Today, the Greek government is voting on an austerity package that will enable it to receive another round of funding from the European Central Bank and the International Monetary fund. Yes, it is an ocean away, but this vote has the potential to affect the economy and your pocketbook right here in the U.S. as well as the world.
The Greeks need funding because they are heavily indebted to the tune of 340 billion euros ($476 billion) and have no ready means to repay or borrow more from regular sources, given the high interest rates for loans to the country.
Greece entered this gloomy predicament through years of government overspending on their bloated public sector and fudging of their numbers.
Normally, a country in Greece’s situation could devalue their currency, but Greece is stuck in the Eurozone, where they do not control their currency.
So, as all eyes are on Greece today, what might the ripple effects of a “No” vote be? A No vote would mean that Greece would surely default on their debt repayments and may be forced out of the Eurozone. Other highly indebted EU countries like Portugal, Ireland, Spain and Italy would also face huge increases in the costs of borrowing.
There is therefore the chance that a Greek default could lead to a European recession which could spread to a worldwide recession as private credit dries up. This is what the Europeans and now, the Chinese and the US are desperately trying to avoid.
A new recession will lead to a drying up of jobs here in the U.S. as firms hoard cash even more. Fragile property prices, which are showing a few signs of life today, may continue their downward spiral and few would be spared from the contagion effect.
Progress however, is now being reported in talks to persuade European banks and insurers to voluntarily roll over maturing Greek debt as part of the planned second rescue package designed to give the country some breathing space.

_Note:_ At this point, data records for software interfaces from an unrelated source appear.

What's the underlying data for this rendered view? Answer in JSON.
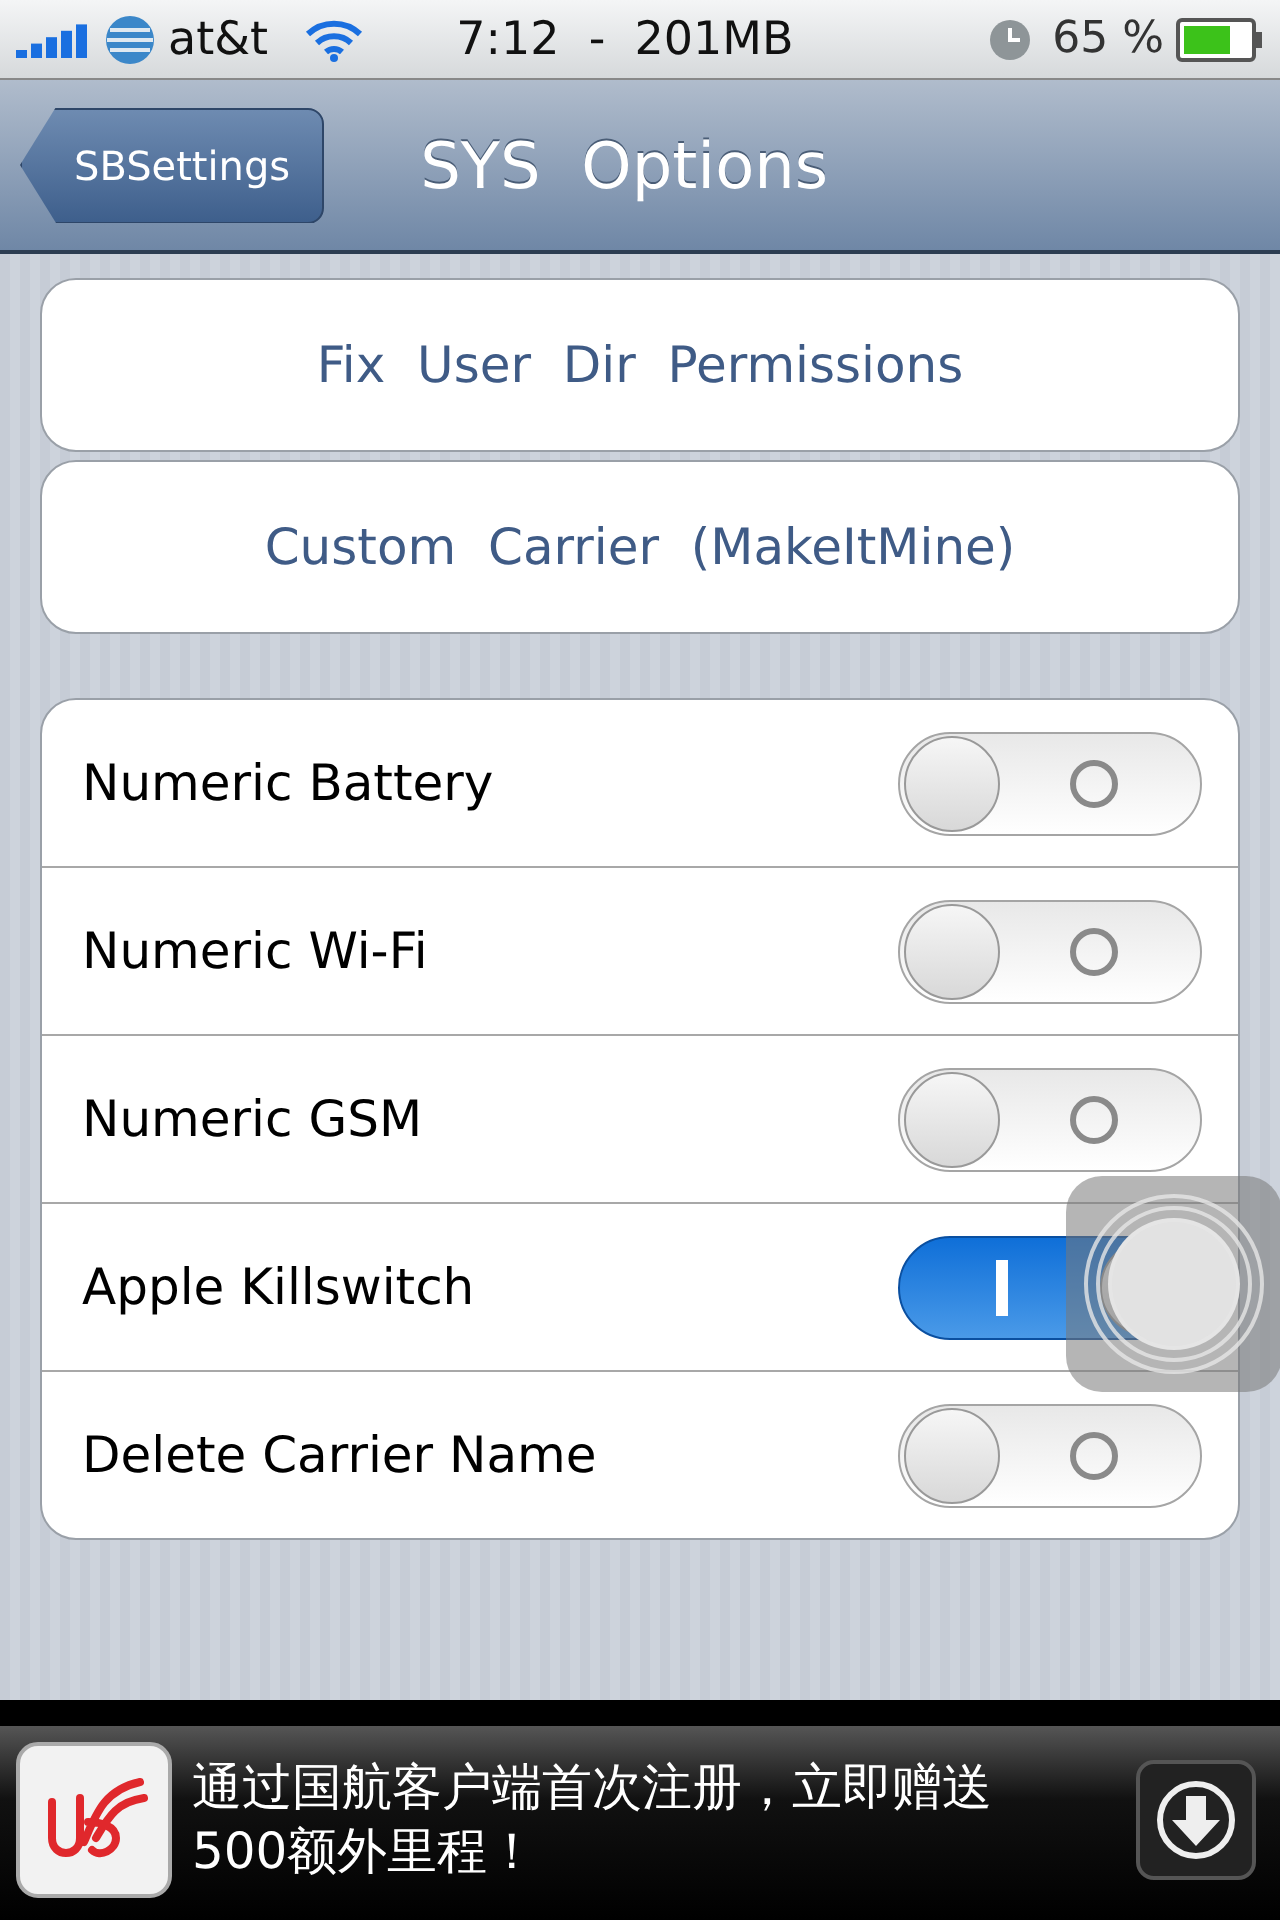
{
  "status_bar": {
    "carrier": "at&t",
    "time": "7:12  -  201MB",
    "battery": "65 %"
  },
  "nav_bar": {
    "back_button": "SBSettings",
    "title": "SYS  Options"
  },
  "action_buttons": [
    "Fix  User  Dir  Permissions",
    "Custom  Carrier  (MakeItMine)"
  ],
  "settings": [
    {
      "label": "Numeric Battery",
      "on": false
    },
    {
      "label": "Numeric Wi-Fi",
      "on": false
    },
    {
      "label": "Numeric GSM",
      "on": false
    },
    {
      "label": "Apple Killswitch",
      "on": true
    },
    {
      "label": "Delete Carrier Name",
      "on": false
    }
  ],
  "ad_banner": {
    "text": "通过国航客户端首次注册，立即赠送500额外里程！"
  }
}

However, even if Greece survives this latest crisis, with a shrinking economy and social chaos, many analysts still feel that a credit default may just be a matter of time.
There is a moral of this story for the United States. It is that you cannot run deficits forever. They will come back to haunt you sooner or later. Thus, with its own ballooning deficits, it is well past time for the U.S to get its own economic house in order – before it is too late.